_Exercise description_.
Please write out the data exactly, line by line.

_Dataset records_.
────────────────────────────────────────

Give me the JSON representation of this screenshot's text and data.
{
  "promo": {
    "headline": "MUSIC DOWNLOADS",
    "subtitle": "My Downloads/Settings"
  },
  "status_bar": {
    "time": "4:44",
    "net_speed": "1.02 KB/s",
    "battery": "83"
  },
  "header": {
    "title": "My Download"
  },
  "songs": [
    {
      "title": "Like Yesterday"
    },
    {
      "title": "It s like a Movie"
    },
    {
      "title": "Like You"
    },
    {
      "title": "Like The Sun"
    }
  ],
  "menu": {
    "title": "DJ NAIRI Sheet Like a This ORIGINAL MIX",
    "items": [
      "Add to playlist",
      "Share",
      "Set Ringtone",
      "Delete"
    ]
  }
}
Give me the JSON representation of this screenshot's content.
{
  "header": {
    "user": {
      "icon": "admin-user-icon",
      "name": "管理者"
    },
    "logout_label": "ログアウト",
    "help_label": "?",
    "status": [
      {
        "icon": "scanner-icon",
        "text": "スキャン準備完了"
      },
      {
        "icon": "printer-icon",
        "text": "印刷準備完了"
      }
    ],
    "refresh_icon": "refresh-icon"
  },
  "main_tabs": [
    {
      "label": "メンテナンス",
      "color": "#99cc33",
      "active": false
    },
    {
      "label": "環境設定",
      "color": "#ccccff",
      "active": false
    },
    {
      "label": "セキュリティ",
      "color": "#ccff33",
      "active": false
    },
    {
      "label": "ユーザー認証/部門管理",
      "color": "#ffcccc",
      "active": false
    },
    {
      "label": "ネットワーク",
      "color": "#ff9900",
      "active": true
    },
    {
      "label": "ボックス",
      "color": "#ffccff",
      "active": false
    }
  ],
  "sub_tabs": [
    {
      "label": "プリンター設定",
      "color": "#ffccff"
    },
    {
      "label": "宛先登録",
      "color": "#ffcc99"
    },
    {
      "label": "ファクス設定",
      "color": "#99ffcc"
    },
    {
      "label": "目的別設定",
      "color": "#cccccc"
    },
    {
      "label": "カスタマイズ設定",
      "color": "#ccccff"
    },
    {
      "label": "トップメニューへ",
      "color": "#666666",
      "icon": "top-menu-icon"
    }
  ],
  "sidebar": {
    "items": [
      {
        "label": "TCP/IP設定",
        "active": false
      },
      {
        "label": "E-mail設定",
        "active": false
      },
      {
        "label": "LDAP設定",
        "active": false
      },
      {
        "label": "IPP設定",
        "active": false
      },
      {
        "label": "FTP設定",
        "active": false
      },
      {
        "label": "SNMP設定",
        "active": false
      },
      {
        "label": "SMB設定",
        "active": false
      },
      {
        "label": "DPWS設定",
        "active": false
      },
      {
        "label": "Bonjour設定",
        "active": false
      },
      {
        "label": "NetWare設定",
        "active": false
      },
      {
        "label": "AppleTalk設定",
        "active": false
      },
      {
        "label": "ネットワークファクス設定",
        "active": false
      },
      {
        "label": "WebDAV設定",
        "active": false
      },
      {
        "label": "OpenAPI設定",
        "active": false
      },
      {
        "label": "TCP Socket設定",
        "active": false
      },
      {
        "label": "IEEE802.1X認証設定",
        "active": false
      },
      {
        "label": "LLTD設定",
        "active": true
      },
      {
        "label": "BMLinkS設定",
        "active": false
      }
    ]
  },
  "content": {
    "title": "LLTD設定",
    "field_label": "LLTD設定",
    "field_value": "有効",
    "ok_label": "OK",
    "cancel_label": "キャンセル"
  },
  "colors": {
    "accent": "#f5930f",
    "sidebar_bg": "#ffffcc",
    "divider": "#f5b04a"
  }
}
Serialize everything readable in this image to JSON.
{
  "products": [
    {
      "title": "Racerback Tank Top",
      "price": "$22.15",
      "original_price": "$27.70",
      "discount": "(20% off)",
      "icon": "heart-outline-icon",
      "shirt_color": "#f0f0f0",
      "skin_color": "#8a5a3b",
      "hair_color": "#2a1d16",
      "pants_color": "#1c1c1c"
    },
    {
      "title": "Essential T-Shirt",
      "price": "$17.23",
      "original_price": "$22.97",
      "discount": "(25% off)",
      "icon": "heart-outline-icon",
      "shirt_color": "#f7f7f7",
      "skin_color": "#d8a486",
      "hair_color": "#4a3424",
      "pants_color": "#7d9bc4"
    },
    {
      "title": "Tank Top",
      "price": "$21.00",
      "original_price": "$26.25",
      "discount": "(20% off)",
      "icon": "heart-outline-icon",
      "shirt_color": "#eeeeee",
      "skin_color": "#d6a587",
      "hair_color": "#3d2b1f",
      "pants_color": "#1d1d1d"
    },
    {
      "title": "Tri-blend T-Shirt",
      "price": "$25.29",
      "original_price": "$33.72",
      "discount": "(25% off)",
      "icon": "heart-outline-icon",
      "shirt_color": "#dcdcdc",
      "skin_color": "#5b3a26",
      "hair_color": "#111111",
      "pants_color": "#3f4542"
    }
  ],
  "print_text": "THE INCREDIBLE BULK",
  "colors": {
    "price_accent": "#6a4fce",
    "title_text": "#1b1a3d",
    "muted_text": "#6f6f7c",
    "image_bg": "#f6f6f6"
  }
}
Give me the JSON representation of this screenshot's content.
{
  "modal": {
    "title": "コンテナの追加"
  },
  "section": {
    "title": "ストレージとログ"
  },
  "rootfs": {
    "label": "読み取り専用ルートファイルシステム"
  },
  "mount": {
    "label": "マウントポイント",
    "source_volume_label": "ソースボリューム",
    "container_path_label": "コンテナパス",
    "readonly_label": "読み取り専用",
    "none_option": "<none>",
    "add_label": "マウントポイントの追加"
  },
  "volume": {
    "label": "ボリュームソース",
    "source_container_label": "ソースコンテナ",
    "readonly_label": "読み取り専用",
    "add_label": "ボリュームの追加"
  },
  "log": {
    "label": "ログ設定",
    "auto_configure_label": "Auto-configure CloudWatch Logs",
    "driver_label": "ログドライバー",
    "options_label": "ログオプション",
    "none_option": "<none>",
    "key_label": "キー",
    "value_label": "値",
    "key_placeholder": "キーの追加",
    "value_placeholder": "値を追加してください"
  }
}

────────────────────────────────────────

_Response below_.
Give me the JSON representation of this screenshot's text and data.
{
  "promo": {
    "headline": "MUSIC DOWNLOADS",
    "subtitle": "My Downloads/Settings"
  },
  "status_bar": {
    "time": "4:44",
    "net_speed": "1.02 KB/s",
    "battery": "83"
  },
  "header": {
    "title": "My Download"
  },
  "songs": [
    {
      "title": "Like Yesterday"
    },
    {
      "title": "It s like a Movie"
    },
    {
      "title": "Like You"
    },
    {
      "title": "Like The Sun"
    }
  ],
  "menu": {
    "title": "DJ NAIRI Sheet Like a This ORIGINAL MIX",
    "items": [
      "Add to playlist",
      "Share",
      "Set Ringtone",
      "Delete"
    ]
  }
}
Give me the JSON representation of this screenshot's content.
{
  "header": {
    "user": {
      "icon": "admin-user-icon",
      "name": "管理者"
    },
    "logout_label": "ログアウト",
    "help_label": "?",
    "status": [
      {
        "icon": "scanner-icon",
        "text": "スキャン準備完了"
      },
      {
        "icon": "printer-icon",
        "text": "印刷準備完了"
      }
    ],
    "refresh_icon": "refresh-icon"
  },
  "main_tabs": [
    {
      "label": "メンテナンス",
      "color": "#99cc33",
      "active": false
    },
    {
      "label": "環境設定",
      "color": "#ccccff",
      "active": false
    },
    {
      "label": "セキュリティ",
      "color": "#ccff33",
      "active": false
    },
    {
      "label": "ユーザー認証/部門管理",
      "color": "#ffcccc",
      "active": false
    },
    {
      "label": "ネットワーク",
      "color": "#ff9900",
      "active": true
    },
    {
      "label": "ボックス",
      "color": "#ffccff",
      "active": false
    }
  ],
  "sub_tabs": [
    {
      "label": "プリンター設定",
      "color": "#ffccff"
    },
    {
      "label": "宛先登録",
      "color": "#ffcc99"
    },
    {
      "label": "ファクス設定",
      "color": "#99ffcc"
    },
    {
      "label": "目的別設定",
      "color": "#cccccc"
    },
    {
      "label": "カスタマイズ設定",
      "color": "#ccccff"
    },
    {
      "label": "トップメニューへ",
      "color": "#666666",
      "icon": "top-menu-icon"
    }
  ],
  "sidebar": {
    "items": [
      {
        "label": "TCP/IP設定",
        "active": false
      },
      {
        "label": "E-mail設定",
        "active": false
      },
      {
        "label": "LDAP設定",
        "active": false
      },
      {
        "label": "IPP設定",
        "active": false
      },
      {
        "label": "FTP設定",
        "active": false
      },
      {
        "label": "SNMP設定",
        "active": false
      },
      {
        "label": "SMB設定",
        "active": false
      },
      {
        "label": "DPWS設定",
        "active": false
      },
      {
        "label": "Bonjour設定",
        "active": false
      },
      {
        "label": "NetWare設定",
        "active": false
      },
      {
        "label": "AppleTalk設定",
        "active": false
      },
      {
        "label": "ネットワークファクス設定",
        "active": false
      },
      {
        "label": "WebDAV設定",
        "active": false
      },
      {
        "label": "OpenAPI設定",
        "active": false
      },
      {
        "label": "TCP Socket設定",
        "active": false
      },
      {
        "label": "IEEE802.1X認証設定",
        "active": false
      },
      {
        "label": "LLTD設定",
        "active": true
      },
      {
        "label": "BMLinkS設定",
        "active": false
      }
    ]
  },
  "content": {
    "title": "LLTD設定",
    "field_label": "LLTD設定",
    "field_value": "有効",
    "ok_label": "OK",
    "cancel_label": "キャンセル"
  },
  "colors": {
    "accent": "#f5930f",
    "sidebar_bg": "#ffffcc",
    "divider": "#f5b04a"
  }
}
Serialize everything readable in this image to JSON.
{
  "products": [
    {
      "title": "Racerback Tank Top",
      "price": "$22.15",
      "original_price": "$27.70",
      "discount": "(20% off)",
      "icon": "heart-outline-icon",
      "shirt_color": "#f0f0f0",
      "skin_color": "#8a5a3b",
      "hair_color": "#2a1d16",
      "pants_color": "#1c1c1c"
    },
    {
      "title": "Essential T-Shirt",
      "price": "$17.23",
      "original_price": "$22.97",
      "discount": "(25% off)",
      "icon": "heart-outline-icon",
      "shirt_color": "#f7f7f7",
      "skin_color": "#d8a486",
      "hair_color": "#4a3424",
      "pants_color": "#7d9bc4"
    },
    {
      "title": "Tank Top",
      "price": "$21.00",
      "original_price": "$26.25",
      "discount": "(20% off)",
      "icon": "heart-outline-icon",
      "shirt_color": "#eeeeee",
      "skin_color": "#d6a587",
      "hair_color": "#3d2b1f",
      "pants_color": "#1d1d1d"
    },
    {
      "title": "Tri-blend T-Shirt",
      "price": "$25.29",
      "original_price": "$33.72",
      "discount": "(25% off)",
      "icon": "heart-outline-icon",
      "shirt_color": "#dcdcdc",
      "skin_color": "#5b3a26",
      "hair_color": "#111111",
      "pants_color": "#3f4542"
    }
  ],
  "print_text": "THE INCREDIBLE BULK",
  "colors": {
    "price_accent": "#6a4fce",
    "title_text": "#1b1a3d",
    "muted_text": "#6f6f7c",
    "image_bg": "#f6f6f6"
  }
}
Give me the JSON representation of this screenshot's content.
{
  "modal": {
    "title": "コンテナの追加"
  },
  "section": {
    "title": "ストレージとログ"
  },
  "rootfs": {
    "label": "読み取り専用ルートファイルシステム"
  },
  "mount": {
    "label": "マウントポイント",
    "source_volume_label": "ソースボリューム",
    "container_path_label": "コンテナパス",
    "readonly_label": "読み取り専用",
    "none_option": "<none>",
    "add_label": "マウントポイントの追加"
  },
  "volume": {
    "label": "ボリュームソース",
    "source_container_label": "ソースコンテナ",
    "readonly_label": "読み取り専用",
    "add_label": "ボリュームの追加"
  },
  "log": {
    "label": "ログ設定",
    "auto_configure_label": "Auto-configure CloudWatch Logs",
    "driver_label": "ログドライバー",
    "options_label": "ログオプション",
    "none_option": "<none>",
    "key_label": "キー",
    "value_label": "値",
    "key_placeholder": "キーの追加",
    "value_placeholder": "値を追加してください"
  }
}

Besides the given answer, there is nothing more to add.